A series of vibrant pictures from the Carrizo Plain National Monument was posted to the U.S. Department of the Interior’s Facebook page, in a post that called the boldly colorful display “simply indescribable.”
“The valley floor has endless expanses of yellows and purples from coreopsis, tidy tips and phacelia, with smaller patches of dozens of other species,” the agency wrote.
The Carrizo Plain National Monument is in southeastern San Luis Obispo County near Soda Lake, about 23 miles east of Taft. It is one of the largest native grasslands that remain in the state.
The Tremblor Range, which borders the monument on the northeast is similarly carpeted with swaths of orange, yellow and purple wildflowers, “like something out of a storybook,” the Interior Department said.
Mid-March to mid-April is usually the best time for wildflower viewing in the Carrizo Plain, according to the monument’s website, with annual blooms including lupines, goldfields, cream cups, delphinium, blue dicks and poppies, among others.
Those traveling to take in the floral display should be prepared with a full tank of gas, as there are no service stations in the area, officials said.
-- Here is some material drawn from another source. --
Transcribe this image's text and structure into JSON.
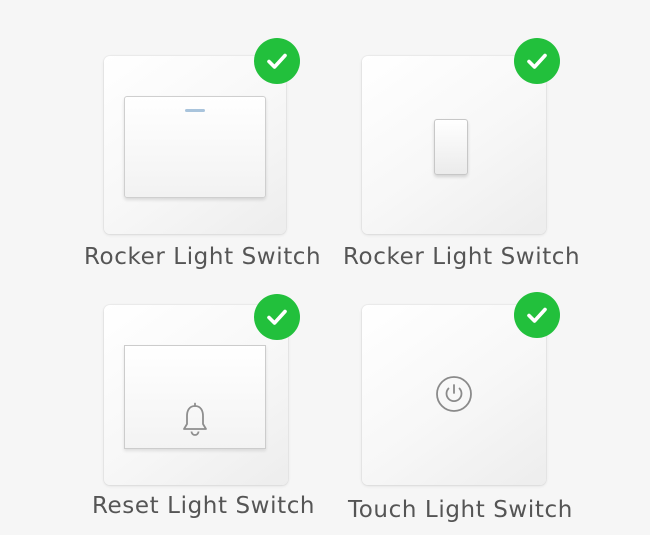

In addition to its bright spring wildflowers, the Carrizo Plain is known for Painted Rock, a sandstone alcove adorned with images painted by the Chumash people around 4,000 years ago.